Students 'one big family' at oldest hall

Selwyn College students enjoy the sunshine in their quad. Photo by Peter McIintosh.
Selwyn College students enjoy the sunshine in their quad. Photo by Peter McIintosh.
Parents of first-year students leaving home for the first time can breathe easy about them behaving and eating their greens in a hall of residence.

The Otago Daily Times visited Dunedin's oldest hall, Selwyn College, yesterday and found it to be a tightly run, group-oriented ship.

Established in 1893 and known for its intense rivalry with Knox College, it was also one of the most popular colleges in the city.

With 3.5 applications a bed this year, warden the Rev David Clark had the task of hand-picking the 160 students who would spend the next 10 months under the same roof.

He enjoyed being able to select a good mix of students from public and private schools, urban and rural areas and from all over the country, he said.

Over the year they became a tight community and the small number allowed them to all get to know each other.

Friendships formed at Selwyn often lasted a lifetime, he said.

While a tennis court, squash court, pool table, music room, video games and SkyTV were available to help students relax and socialise, many competitions and activities strengthened their friendships.

One of the well-known activities was the Selwyn Ballet, open to any male student at the college.

"They take it very seriously," Dr Clark said, to ensure they looked professional for their audiences.

The Leith Run was known as an entertaining event which would be held tomorrow.

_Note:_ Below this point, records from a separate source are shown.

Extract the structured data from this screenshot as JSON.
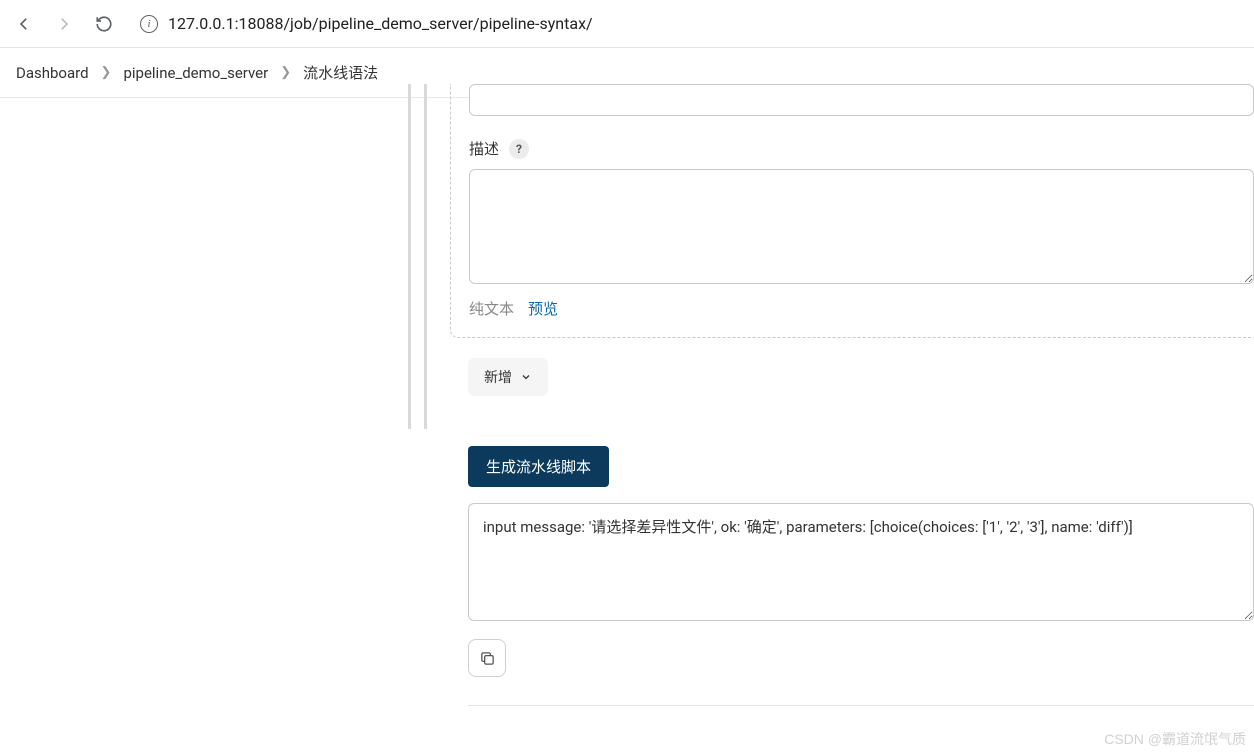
{
  "browser": {
    "url": "127.0.0.1:18088/job/pipeline_demo_server/pipeline-syntax/"
  },
  "breadcrumb": {
    "items": [
      "Dashboard",
      "pipeline_demo_server",
      "流水线语法"
    ]
  },
  "form": {
    "top_input_value": "",
    "description_label": "描述",
    "description_value": "",
    "mode_plain": "纯文本",
    "mode_preview": "预览",
    "add_button": "新增",
    "generate_button": "生成流水线脚本",
    "script_output": "input message: '请选择差异性文件', ok: '确定', parameters: [choice(choices: ['1', '2', '3'], name: 'diff')]"
  },
  "watermark": "CSDN @霸道流氓气质"
}
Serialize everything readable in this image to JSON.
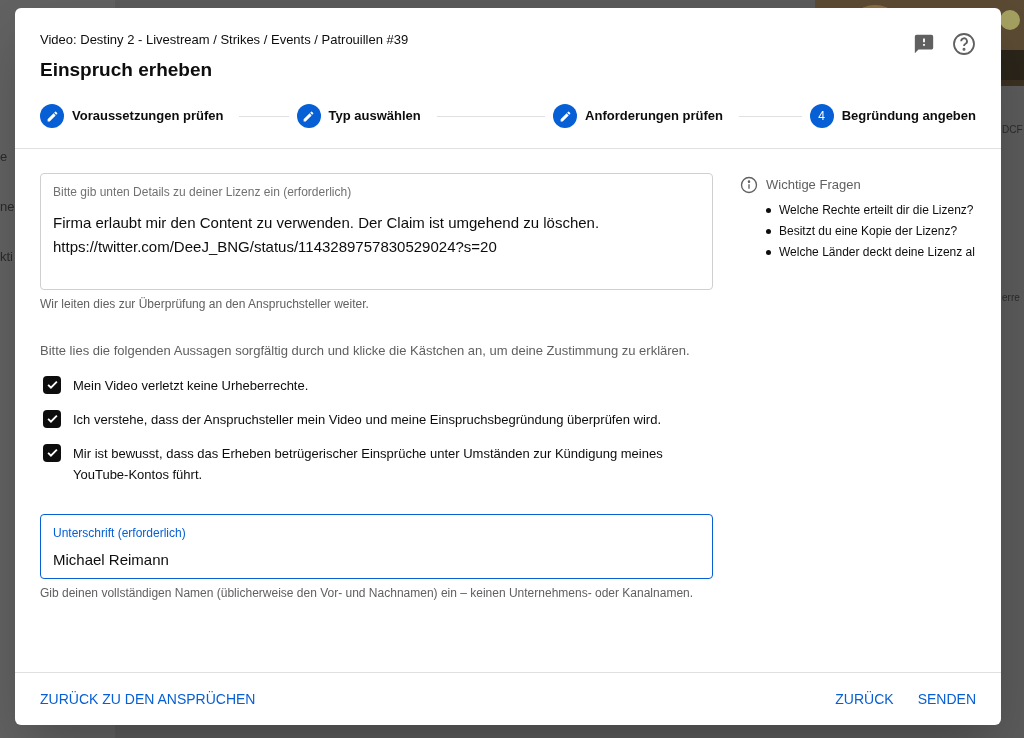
{
  "background": {
    "left_fragments": [
      "e",
      "ne",
      "kti"
    ],
    "right_fragments": [
      "DCF",
      "erre"
    ],
    "thumbnail": {
      "kind": "picture"
    }
  },
  "dialog": {
    "breadcrumb": "Video: Destiny 2 - Livestream / Strikes / Events / Patrouillen #39",
    "title": "Einspruch erheben",
    "steps": [
      {
        "kind": "done",
        "label": "Voraussetzungen prüfen"
      },
      {
        "kind": "done",
        "label": "Typ auswählen"
      },
      {
        "kind": "done",
        "label": "Anforderungen prüfen"
      },
      {
        "kind": "current",
        "number": "4",
        "label": "Begründung angeben"
      }
    ],
    "license_field": {
      "label": "Bitte gib unten Details zu deiner Lizenz ein (erforderlich)",
      "lines": [
        "Firma erlaubt mir den Content zu verwenden. Der Claim ist umgehend zu löschen.",
        "https://twitter.com/DeeJ_BNG/status/1143289757830529024?s=20"
      ],
      "helper": "Wir leiten dies zur Überprüfung an den Anspruchsteller weiter."
    },
    "agreement_intro": "Bitte lies die folgenden Aussagen sorgfältig durch und klicke die Kästchen an, um deine Zustimmung zu erklären.",
    "statements": [
      {
        "text": "Mein Video verletzt keine Urheberrechte.",
        "checked": true
      },
      {
        "text": "Ich verstehe, dass der Anspruchsteller mein Video und meine Einspruchsbegründung überprüfen wird.",
        "checked": true
      },
      {
        "text": "Mir ist bewusst, dass das Erheben betrügerischer Einsprüche unter Umständen zur Kündigung meines YouTube-Kontos führt.",
        "checked": true
      }
    ],
    "signature_field": {
      "label": "Unterschrift (erforderlich)",
      "value": "Michael Reimann",
      "helper": "Gib deinen vollständigen Namen (üblicherweise den Vor- und Nachnamen) ein – keinen Unternehmens- oder Kanalnamen."
    },
    "questions": {
      "title": "Wichtige Fragen",
      "items": [
        "Welche Rechte erteilt dir die Lizenz?",
        "Besitzt du eine Kopie der Lizenz?",
        "Welche Länder deckt deine Lizenz al"
      ]
    },
    "footer": {
      "left_button": "ZURÜCK ZU DEN ANSPRÜCHEN",
      "buttons": [
        "ZURÜCK",
        "SENDEN"
      ]
    }
  }
}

It involved Selwyn students carrying a bath tub down the Leith while ex-residents threw flour bombs and eggs at them.

Sporting and cultural challenges also occurred on a regular basis with rival college Knox.

Another important part of the family mentality was meal time.

"Eating together and sharing every day is really important to us," Dr Clark said.

He was present at each meal where notices about college life were shared.

He placed importance in personal interaction between college staff and students.

While parents would be pleased to know their children were eating in a civilised manner, the students would be more concerned about what they were eating.

Selwyn College prided itself on its changeable menu which appeared to keep students happy.

Sewage problems

Talk about bread and circuses, Dunedin can afford a $200,000,000 stadium but can't afford decent water and sewage systems.
Where are the counciilors' priorities?


I see Selwyn's webpage ( puts its weekly fees at a modest $308, so I wonder how many students from low income families are able to live there. Some of the long-running rituals, such as the Leith Run, might seem to give new arrivals to Dunedin the wrong idea about what is appropriate behaviour.